THE QUEEN OF THE RUSHES
Is One of Irelands best known double jigs. Here it is played in the lower key of ‘D' which especially suits the pipes on this tune.
PADDY FAHYS JIG
Comes from the repertoire of Galway fiddle player Paddy Fahy.
THOUSANDS ARE SAILING(Words: Traditional. Music: A. Irvine, D. Lunny)
Andy first heard a version of this sung by Cathal McConnell and Robin Morton and afterwards, another version by the late Eddie Butcher.
While most emigration ballads are in the first person and concern themselves with the general misfortune of leaving Ireland and well known and well loved landmarks. This song is related by an observer and describes the emigrants last night at home, the packing of the trunks, the tearful farewell of friends, relations and neighbours, his journey to the train and the final heartbreak of pulling away from the shore.
TÁIMSE IM' CHODLADH
This is the tune of one of our "Aislings" or vision poems.

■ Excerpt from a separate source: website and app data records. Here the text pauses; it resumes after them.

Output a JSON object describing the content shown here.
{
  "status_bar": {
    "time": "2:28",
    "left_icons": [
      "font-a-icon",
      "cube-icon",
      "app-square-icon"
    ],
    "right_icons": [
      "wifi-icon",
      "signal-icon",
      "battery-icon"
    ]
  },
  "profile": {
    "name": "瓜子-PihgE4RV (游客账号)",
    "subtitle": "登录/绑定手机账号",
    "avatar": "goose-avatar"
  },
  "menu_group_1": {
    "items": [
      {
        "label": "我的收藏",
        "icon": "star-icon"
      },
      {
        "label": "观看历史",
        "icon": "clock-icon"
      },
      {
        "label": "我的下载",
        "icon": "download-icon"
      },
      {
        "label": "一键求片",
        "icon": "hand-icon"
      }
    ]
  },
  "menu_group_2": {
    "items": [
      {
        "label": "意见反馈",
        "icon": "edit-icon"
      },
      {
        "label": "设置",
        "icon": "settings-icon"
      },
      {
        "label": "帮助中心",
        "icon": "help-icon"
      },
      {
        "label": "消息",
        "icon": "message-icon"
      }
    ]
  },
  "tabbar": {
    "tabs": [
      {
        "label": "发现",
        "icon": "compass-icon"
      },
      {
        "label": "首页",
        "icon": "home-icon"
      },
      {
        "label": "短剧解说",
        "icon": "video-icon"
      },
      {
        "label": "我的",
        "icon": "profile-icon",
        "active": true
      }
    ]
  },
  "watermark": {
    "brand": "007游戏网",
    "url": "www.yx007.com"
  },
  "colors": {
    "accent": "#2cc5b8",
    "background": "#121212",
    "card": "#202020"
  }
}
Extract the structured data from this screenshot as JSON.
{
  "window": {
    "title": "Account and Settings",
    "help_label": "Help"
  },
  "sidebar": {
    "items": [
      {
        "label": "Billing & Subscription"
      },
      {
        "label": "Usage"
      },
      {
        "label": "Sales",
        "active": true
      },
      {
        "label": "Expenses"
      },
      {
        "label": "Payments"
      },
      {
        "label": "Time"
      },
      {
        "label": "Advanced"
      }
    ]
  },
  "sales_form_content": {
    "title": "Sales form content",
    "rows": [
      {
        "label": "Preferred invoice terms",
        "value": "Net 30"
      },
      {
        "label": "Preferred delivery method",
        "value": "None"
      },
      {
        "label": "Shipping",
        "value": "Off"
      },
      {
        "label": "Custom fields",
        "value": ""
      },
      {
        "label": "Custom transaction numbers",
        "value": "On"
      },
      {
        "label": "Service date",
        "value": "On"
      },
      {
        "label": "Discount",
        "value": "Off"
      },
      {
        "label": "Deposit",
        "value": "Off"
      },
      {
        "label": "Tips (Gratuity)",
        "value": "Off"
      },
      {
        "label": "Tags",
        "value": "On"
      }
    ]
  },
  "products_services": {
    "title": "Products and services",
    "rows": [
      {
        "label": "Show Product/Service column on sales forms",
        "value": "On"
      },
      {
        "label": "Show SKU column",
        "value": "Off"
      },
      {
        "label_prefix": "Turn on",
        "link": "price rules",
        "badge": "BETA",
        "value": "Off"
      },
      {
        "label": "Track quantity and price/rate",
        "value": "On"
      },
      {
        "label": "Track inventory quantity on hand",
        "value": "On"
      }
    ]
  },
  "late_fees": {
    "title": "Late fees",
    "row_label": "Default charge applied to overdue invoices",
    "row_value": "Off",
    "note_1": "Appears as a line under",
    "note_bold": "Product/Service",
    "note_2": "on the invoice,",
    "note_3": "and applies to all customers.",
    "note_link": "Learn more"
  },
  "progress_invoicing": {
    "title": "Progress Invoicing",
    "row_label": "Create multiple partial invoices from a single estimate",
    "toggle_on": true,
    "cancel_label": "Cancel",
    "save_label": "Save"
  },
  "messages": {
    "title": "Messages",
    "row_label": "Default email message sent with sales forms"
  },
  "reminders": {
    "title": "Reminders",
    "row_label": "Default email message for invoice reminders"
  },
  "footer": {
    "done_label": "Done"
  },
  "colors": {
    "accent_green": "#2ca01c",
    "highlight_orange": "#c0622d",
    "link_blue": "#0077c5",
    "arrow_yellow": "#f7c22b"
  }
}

It is from a period which produced some of the finest and richest slow airs.
LORD BAKER (C. Moore)
From John Reilly with new words and music from Christy.
ACCIDENTALS (A. Irvine) & ARAGON MILL (Si Kahn)

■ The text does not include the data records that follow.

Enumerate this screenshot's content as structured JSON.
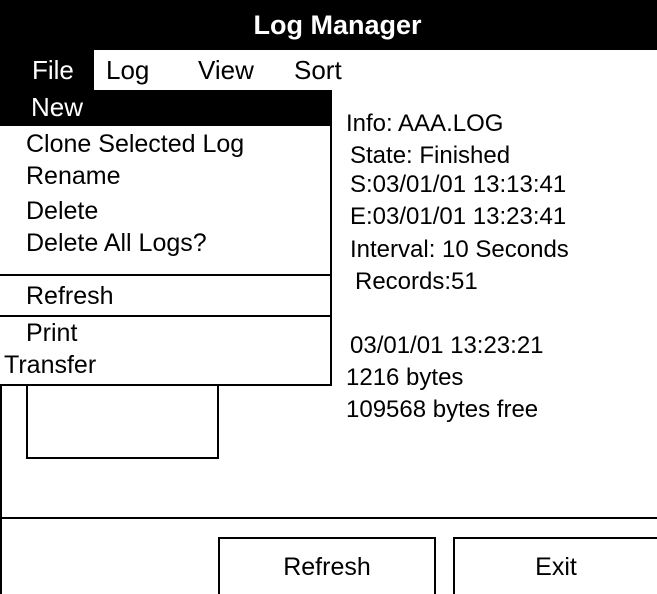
{
  "window": {
    "title": "Log Manager"
  },
  "menubar": {
    "file": "File",
    "log": "Log",
    "view": "View",
    "sort": "Sort"
  },
  "file_menu": {
    "new": "New",
    "clone": "Clone Selected Log",
    "rename": "Rename",
    "delete": "Delete",
    "delete_all": "Delete All Logs?",
    "refresh": "Refresh",
    "print": "Print",
    "transfer": "Transfer"
  },
  "info": {
    "name": "Info: AAA.LOG",
    "state": "State: Finished",
    "start": "S:03/01/01 13:13:41",
    "end": "E:03/01/01 13:23:41",
    "interval": "Interval: 10 Seconds",
    "records": "Records:51",
    "timestamp": "03/01/01 13:23:21",
    "size": "1216 bytes",
    "free": "109568 bytes free"
  },
  "buttons": {
    "refresh": "Refresh",
    "exit": "Exit"
  }
}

Andy learned Aragon Mill from the North Carolina singer and excellent songwriter SI KAHN. In Si's neck of the woods, cotton has always been of paramount importance and the closing of a mill brings with it, not only unemployment but also the end of a way of life, whether it be a cotton mill in NC or Lancashire or a linen mill in Belfast.
The song is preceded by a short piece written somewhere between Windmill Lane Studios and Milan.
i. THE ACONRY LASSES
ii. THE OLD WHEELS OF THE WORLD
iii.THE SPIKE ISLAND LASSES
I PITY THE POOR IMMIGRANT (Bob Dylan)
THE IRISH MARCHE (William Byrd)
The song is preceded by a short piece written somewhere between Windmill Lane Studios and Milan. Composed in the 16th century by English composer William Byrd. Its source is "My Ladye Nevells Book of Virginal Music". It is one of a suite of 12 pieces entitled "The Battell".
It was probably inspired by an Irish clan march. It certainly has that feel about it.